=== Entries shown ===

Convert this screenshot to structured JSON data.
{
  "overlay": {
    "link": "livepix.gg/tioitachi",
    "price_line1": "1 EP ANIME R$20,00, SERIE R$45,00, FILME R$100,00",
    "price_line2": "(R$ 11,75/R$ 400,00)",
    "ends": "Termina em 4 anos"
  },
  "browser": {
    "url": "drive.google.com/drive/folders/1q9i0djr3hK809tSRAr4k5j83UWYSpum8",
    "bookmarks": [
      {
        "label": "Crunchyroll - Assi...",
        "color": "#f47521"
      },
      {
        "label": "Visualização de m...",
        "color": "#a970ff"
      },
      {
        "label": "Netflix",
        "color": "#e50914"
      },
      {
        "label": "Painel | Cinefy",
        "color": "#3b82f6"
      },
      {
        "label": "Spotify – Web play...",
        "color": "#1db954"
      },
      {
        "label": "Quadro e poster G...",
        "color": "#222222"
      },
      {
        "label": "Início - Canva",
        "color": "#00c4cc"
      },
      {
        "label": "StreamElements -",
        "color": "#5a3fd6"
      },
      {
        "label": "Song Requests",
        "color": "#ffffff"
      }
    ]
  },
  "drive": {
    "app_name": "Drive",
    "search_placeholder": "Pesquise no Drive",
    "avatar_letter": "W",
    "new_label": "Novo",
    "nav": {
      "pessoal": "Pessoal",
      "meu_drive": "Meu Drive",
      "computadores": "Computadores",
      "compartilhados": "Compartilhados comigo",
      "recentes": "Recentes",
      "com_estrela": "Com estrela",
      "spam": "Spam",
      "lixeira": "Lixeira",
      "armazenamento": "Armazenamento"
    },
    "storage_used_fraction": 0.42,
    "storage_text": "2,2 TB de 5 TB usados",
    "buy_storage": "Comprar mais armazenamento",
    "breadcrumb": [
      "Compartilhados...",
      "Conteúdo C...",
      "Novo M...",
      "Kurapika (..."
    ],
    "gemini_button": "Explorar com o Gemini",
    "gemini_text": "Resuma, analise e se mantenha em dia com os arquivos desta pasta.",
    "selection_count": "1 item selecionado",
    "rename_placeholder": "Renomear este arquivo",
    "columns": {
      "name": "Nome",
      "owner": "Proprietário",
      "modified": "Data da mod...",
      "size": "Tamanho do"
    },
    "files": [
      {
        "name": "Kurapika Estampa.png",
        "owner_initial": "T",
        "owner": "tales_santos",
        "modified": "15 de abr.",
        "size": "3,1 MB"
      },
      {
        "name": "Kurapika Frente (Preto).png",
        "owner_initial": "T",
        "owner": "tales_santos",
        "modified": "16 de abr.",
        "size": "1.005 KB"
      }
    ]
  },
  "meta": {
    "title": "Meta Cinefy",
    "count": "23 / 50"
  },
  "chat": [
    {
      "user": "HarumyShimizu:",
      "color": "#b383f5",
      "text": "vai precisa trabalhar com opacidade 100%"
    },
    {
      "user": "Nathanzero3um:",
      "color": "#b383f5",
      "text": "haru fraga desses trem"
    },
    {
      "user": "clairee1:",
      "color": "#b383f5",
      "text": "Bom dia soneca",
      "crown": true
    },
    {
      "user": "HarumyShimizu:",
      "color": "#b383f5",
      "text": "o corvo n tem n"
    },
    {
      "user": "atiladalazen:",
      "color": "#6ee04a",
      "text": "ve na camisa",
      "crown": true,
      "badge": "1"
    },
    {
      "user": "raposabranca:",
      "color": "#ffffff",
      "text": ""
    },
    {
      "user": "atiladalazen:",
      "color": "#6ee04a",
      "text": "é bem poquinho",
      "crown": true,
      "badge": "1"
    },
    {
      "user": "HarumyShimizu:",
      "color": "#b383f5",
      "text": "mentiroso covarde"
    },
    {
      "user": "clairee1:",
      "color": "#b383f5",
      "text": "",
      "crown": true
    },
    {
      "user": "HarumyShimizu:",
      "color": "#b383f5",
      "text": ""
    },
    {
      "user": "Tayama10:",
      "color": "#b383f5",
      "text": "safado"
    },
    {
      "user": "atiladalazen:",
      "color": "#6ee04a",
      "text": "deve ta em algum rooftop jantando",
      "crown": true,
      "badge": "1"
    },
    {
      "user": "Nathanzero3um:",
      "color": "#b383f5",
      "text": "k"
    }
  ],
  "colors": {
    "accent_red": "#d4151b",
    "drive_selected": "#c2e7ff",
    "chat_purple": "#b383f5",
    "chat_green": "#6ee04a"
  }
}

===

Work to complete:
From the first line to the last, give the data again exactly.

Answer space:
Convert this screenshot to structured JSON data.
{
  "overlay": {
    "link": "livepix.gg/tioitachi",
    "price_line1": "1 EP ANIME R$20,00, SERIE R$45,00, FILME R$100,00",
    "price_line2": "(R$ 11,75/R$ 400,00)",
    "ends": "Termina em 4 anos"
  },
  "browser": {
    "url": "drive.google.com/drive/folders/1q9i0djr3hK809tSRAr4k5j83UWYSpum8",
    "bookmarks": [
      {
        "label": "Crunchyroll - Assi...",
        "color": "#f47521"
      },
      {
        "label": "Visualização de m...",
        "color": "#a970ff"
      },
      {
        "label": "Netflix",
        "color": "#e50914"
      },
      {
        "label": "Painel | Cinefy",
        "color": "#3b82f6"
      },
      {
        "label": "Spotify – Web play...",
        "color": "#1db954"
      },
      {
        "label": "Quadro e poster G...",
        "color": "#222222"
      },
      {
        "label": "Início - Canva",
        "color": "#00c4cc"
      },
      {
        "label": "StreamElements -",
        "color": "#5a3fd6"
      },
      {
        "label": "Song Requests",
        "color": "#ffffff"
      }
    ]
  },
  "drive": {
    "app_name": "Drive",
    "search_placeholder": "Pesquise no Drive",
    "avatar_letter": "W",
    "new_label": "Novo",
    "nav": {
      "pessoal": "Pessoal",
      "meu_drive": "Meu Drive",
      "computadores": "Computadores",
      "compartilhados": "Compartilhados comigo",
      "recentes": "Recentes",
      "com_estrela": "Com estrela",
      "spam": "Spam",
      "lixeira": "Lixeira",
      "armazenamento": "Armazenamento"
    },
    "storage_used_fraction": 0.42,
    "storage_text": "2,2 TB de 5 TB usados",
    "buy_storage": "Comprar mais armazenamento",
    "breadcrumb": [
      "Compartilhados...",
      "Conteúdo C...",
      "Novo M...",
      "Kurapika (..."
    ],
    "gemini_button": "Explorar com o Gemini",
    "gemini_text": "Resuma, analise e se mantenha em dia com os arquivos desta pasta.",
    "selection_count": "1 item selecionado",
    "rename_placeholder": "Renomear este arquivo",
    "columns": {
      "name": "Nome",
      "owner": "Proprietário",
      "modified": "Data da mod...",
      "size": "Tamanho do"
    },
    "files": [
      {
        "name": "Kurapika Estampa.png",
        "owner_initial": "T",
        "owner": "tales_santos",
        "modified": "15 de abr.",
        "size": "3,1 MB"
      },
      {
        "name": "Kurapika Frente (Preto).png",
        "owner_initial": "T",
        "owner": "tales_santos",
        "modified": "16 de abr.",
        "size": "1.005 KB"
      }
    ]
  },
  "meta": {
    "title": "Meta Cinefy",
    "count": "23 / 50"
  },
  "chat": [
    {
      "user": "HarumyShimizu:",
      "color": "#b383f5",
      "text": "vai precisa trabalhar com opacidade 100%"
    },
    {
      "user": "Nathanzero3um:",
      "color": "#b383f5",
      "text": "haru fraga desses trem"
    },
    {
      "user": "clairee1:",
      "color": "#b383f5",
      "text": "Bom dia soneca",
      "crown": true
    },
    {
      "user": "HarumyShimizu:",
      "color": "#b383f5",
      "text": "o corvo n tem n"
    },
    {
      "user": "atiladalazen:",
      "color": "#6ee04a",
      "text": "ve na camisa",
      "crown": true,
      "badge": "1"
    },
    {
      "user": "raposabranca:",
      "color": "#ffffff",
      "text": ""
    },
    {
      "user": "atiladalazen:",
      "color": "#6ee04a",
      "text": "é bem poquinho",
      "crown": true,
      "badge": "1"
    },
    {
      "user": "HarumyShimizu:",
      "color": "#b383f5",
      "text": "mentiroso covarde"
    },
    {
      "user": "clairee1:",
      "color": "#b383f5",
      "text": "",
      "crown": true
    },
    {
      "user": "HarumyShimizu:",
      "color": "#b383f5",
      "text": ""
    },
    {
      "user": "Tayama10:",
      "color": "#b383f5",
      "text": "safado"
    },
    {
      "user": "atiladalazen:",
      "color": "#6ee04a",
      "text": "deve ta em algum rooftop jantando",
      "crown": true,
      "badge": "1"
    },
    {
      "user": "Nathanzero3um:",
      "color": "#b383f5",
      "text": "k"
    }
  ],
  "colors": {
    "accent_red": "#d4151b",
    "drive_selected": "#c2e7ff",
    "chat_purple": "#b383f5",
    "chat_green": "#6ee04a"
  }
}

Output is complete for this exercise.